(Website and app data records)
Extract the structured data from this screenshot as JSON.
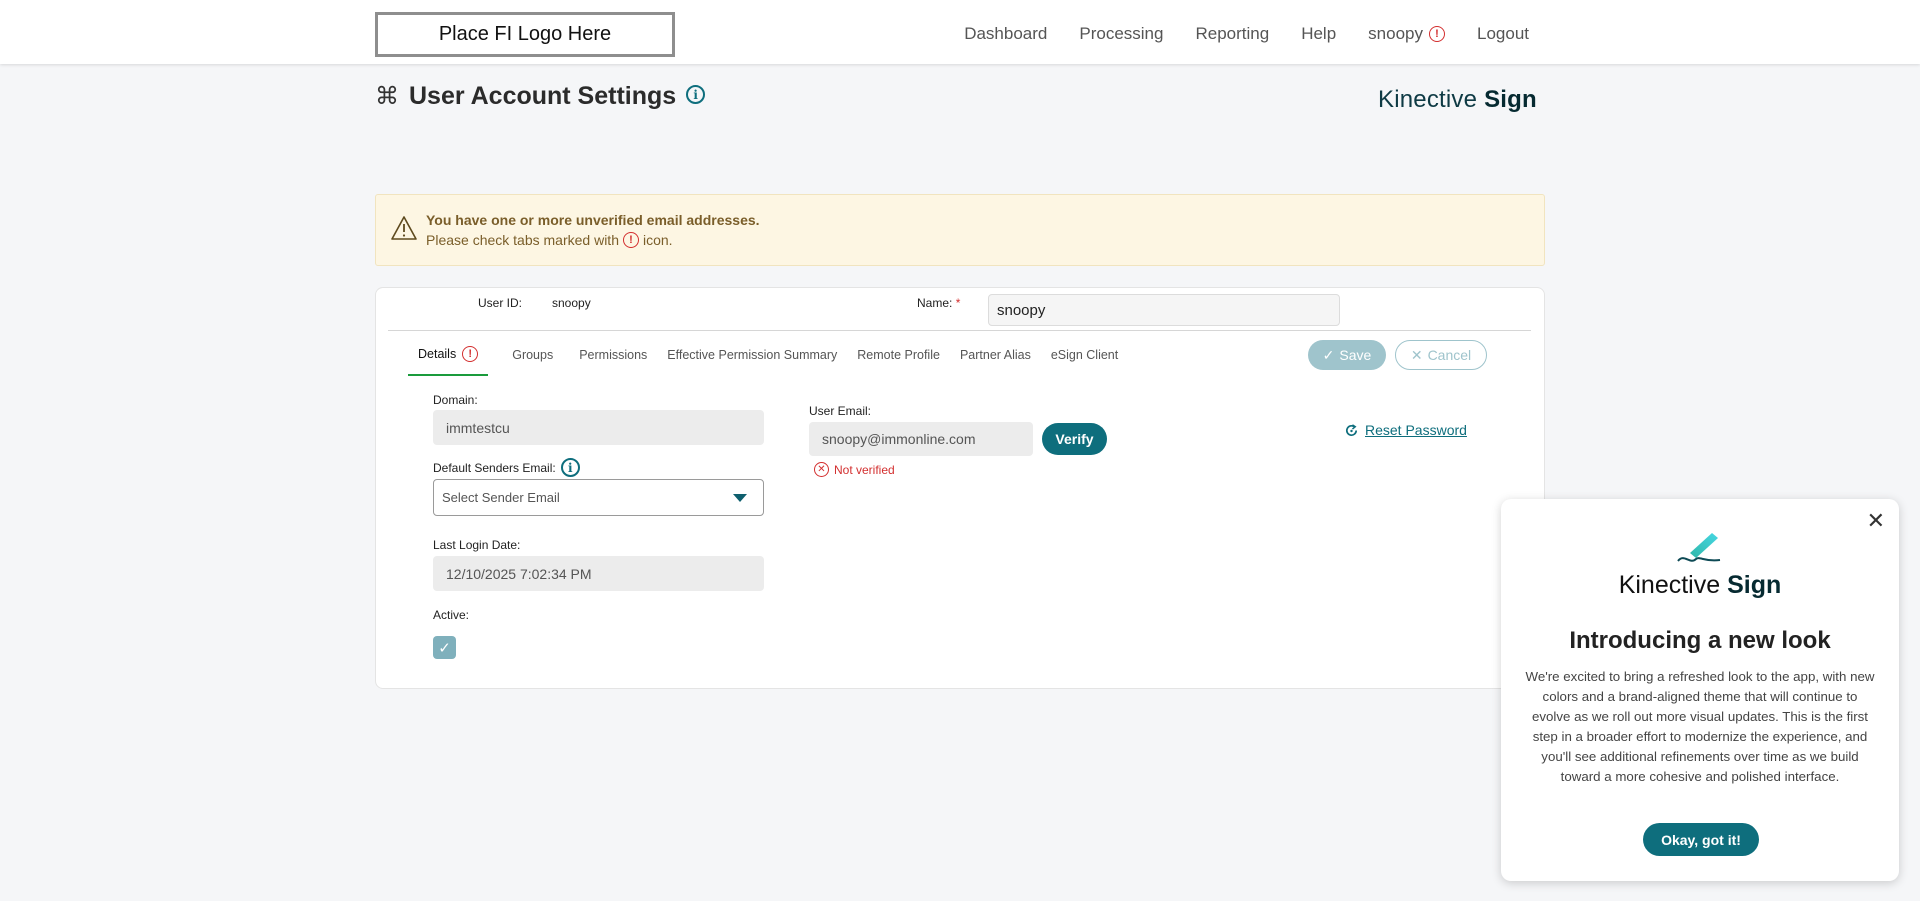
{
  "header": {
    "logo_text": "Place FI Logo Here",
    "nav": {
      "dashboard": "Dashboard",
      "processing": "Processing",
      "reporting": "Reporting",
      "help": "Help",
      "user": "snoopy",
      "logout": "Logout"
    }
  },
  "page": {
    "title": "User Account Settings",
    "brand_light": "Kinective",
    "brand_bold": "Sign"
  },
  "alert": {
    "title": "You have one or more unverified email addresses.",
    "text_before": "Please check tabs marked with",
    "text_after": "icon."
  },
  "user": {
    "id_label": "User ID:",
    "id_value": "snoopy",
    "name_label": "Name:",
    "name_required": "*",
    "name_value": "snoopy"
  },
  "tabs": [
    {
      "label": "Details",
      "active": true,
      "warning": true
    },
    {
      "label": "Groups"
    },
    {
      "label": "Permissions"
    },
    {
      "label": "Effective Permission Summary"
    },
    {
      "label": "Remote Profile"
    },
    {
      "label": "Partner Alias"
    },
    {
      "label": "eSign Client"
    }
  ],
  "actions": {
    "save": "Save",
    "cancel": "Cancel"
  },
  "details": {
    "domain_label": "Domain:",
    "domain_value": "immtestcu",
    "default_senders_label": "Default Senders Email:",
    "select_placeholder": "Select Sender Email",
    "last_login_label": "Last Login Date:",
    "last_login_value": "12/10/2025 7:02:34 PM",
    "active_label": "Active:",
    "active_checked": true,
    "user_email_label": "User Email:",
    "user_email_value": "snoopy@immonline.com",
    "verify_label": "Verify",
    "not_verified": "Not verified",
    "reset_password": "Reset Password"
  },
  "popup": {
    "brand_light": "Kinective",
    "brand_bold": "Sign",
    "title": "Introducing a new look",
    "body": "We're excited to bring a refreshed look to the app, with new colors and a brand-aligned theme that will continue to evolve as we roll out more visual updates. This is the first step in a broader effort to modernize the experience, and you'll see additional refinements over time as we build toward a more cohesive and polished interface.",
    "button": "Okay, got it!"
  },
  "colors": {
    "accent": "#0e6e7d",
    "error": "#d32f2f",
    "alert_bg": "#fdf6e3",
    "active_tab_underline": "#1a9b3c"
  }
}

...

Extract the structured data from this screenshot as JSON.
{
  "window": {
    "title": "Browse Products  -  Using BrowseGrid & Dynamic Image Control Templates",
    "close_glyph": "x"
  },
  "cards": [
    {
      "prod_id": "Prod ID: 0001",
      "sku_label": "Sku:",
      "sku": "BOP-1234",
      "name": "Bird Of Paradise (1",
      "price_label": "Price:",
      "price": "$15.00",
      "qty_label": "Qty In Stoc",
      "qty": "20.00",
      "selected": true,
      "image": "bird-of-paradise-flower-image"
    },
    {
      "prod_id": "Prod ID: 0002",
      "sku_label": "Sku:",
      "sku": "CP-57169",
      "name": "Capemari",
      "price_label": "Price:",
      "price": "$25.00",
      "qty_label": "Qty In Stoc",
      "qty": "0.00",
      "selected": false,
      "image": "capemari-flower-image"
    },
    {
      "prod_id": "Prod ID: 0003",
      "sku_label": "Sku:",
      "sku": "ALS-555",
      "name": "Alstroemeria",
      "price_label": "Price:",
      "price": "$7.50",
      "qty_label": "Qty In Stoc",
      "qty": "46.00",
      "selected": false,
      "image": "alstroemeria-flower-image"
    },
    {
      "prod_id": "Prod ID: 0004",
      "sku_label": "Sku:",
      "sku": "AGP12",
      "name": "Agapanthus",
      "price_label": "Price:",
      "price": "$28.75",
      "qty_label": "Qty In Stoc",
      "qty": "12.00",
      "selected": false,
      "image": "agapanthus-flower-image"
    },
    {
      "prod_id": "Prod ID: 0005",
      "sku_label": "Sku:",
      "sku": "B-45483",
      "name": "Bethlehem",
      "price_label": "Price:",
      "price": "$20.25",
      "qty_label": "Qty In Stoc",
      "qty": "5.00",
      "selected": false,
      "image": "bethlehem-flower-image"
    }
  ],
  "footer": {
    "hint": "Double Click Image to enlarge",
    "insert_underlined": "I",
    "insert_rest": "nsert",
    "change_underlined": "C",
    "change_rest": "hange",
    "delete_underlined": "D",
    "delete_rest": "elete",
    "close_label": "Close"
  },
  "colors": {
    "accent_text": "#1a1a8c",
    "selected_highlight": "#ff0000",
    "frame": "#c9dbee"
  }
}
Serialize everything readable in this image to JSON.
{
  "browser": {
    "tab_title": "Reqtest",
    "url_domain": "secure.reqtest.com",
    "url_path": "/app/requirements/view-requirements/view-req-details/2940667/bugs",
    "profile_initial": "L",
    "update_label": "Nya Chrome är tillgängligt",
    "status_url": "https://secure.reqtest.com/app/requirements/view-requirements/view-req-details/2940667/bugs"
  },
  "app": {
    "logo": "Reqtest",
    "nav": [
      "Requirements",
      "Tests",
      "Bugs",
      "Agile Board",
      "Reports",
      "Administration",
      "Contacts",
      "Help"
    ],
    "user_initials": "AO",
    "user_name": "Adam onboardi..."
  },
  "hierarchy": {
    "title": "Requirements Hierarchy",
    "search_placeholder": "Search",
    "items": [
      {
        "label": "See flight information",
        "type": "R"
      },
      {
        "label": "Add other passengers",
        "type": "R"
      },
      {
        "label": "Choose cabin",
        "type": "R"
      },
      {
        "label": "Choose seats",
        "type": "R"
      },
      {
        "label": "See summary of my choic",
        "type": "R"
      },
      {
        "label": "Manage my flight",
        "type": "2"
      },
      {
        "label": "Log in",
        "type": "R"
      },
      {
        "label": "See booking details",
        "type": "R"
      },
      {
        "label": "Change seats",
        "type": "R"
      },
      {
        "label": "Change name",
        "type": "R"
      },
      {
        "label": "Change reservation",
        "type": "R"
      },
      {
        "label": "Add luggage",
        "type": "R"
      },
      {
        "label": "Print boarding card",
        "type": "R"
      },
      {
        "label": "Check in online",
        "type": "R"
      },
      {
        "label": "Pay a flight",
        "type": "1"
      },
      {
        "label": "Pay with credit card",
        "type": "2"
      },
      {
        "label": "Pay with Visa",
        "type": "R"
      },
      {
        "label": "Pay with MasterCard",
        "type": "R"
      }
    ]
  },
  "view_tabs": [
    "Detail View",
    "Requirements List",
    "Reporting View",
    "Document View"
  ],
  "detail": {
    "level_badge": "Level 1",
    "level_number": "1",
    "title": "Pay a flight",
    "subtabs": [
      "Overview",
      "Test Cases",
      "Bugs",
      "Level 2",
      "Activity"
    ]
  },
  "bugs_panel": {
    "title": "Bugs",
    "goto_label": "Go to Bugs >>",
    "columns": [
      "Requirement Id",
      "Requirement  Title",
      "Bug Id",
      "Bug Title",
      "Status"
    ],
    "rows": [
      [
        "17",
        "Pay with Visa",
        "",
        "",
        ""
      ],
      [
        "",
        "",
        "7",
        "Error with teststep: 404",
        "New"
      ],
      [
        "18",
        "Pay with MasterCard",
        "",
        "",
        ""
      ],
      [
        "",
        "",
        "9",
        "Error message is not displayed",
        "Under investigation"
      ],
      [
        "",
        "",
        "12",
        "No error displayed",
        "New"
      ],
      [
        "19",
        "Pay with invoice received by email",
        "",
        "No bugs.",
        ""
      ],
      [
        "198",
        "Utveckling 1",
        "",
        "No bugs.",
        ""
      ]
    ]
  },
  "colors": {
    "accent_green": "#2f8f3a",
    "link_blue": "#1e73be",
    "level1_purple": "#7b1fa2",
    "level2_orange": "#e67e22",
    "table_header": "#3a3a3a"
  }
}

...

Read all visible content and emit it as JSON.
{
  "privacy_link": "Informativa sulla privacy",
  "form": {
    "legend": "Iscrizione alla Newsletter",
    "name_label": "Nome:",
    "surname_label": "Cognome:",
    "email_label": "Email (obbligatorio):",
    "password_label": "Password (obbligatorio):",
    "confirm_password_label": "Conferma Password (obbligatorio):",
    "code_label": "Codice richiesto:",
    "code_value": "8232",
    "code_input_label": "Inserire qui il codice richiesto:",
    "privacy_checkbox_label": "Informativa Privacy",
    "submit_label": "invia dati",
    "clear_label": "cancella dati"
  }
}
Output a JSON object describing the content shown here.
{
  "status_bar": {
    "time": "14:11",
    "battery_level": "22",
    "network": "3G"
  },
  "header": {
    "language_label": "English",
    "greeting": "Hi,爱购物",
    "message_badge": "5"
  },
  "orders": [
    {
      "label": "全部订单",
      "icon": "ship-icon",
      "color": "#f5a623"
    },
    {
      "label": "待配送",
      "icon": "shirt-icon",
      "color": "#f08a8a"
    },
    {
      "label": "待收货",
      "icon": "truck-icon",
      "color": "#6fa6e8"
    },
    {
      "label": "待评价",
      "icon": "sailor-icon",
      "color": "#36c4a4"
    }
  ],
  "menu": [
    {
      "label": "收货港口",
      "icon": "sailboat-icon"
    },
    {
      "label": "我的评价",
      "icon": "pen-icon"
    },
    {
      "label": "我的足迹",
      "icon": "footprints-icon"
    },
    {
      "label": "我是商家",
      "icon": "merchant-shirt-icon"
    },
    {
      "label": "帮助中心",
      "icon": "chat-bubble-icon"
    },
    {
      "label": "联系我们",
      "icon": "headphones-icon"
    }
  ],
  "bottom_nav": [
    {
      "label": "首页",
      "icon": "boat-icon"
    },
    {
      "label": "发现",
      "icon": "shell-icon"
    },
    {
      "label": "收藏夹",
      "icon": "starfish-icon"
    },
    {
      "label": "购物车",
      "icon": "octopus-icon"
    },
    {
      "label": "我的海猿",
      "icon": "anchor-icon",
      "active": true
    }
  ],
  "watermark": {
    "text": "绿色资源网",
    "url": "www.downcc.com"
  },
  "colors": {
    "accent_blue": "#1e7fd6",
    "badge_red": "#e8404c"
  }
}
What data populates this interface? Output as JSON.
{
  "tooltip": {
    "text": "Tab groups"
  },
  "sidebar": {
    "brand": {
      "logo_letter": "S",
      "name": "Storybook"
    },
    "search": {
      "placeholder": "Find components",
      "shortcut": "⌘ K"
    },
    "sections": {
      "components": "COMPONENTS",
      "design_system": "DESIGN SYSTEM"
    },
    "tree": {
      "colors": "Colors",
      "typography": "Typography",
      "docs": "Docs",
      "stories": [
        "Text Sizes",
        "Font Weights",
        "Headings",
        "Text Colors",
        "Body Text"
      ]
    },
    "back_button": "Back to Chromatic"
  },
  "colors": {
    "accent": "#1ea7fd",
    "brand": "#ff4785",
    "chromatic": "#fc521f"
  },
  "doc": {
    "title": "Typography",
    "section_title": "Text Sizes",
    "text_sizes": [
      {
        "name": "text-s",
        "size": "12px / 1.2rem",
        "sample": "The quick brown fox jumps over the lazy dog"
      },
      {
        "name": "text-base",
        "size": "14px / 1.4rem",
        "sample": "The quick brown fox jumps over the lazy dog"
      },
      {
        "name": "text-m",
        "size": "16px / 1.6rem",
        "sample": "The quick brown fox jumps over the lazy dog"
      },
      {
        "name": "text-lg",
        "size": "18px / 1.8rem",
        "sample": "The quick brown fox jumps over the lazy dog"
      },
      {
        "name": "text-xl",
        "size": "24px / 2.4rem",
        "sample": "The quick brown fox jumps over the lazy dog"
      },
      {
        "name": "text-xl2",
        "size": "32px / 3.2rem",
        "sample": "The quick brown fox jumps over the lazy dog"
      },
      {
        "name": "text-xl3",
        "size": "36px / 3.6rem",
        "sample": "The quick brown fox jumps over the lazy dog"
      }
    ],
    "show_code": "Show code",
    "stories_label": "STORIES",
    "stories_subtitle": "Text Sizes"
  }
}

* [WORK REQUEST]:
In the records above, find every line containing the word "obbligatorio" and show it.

* [EXERCISE RESULT]:
    "email_label": "Email (obbligatorio):",
    "password_label": "Password (obbligatorio):",
    "confirm_password_label": "Conferma Password (obbligatorio):",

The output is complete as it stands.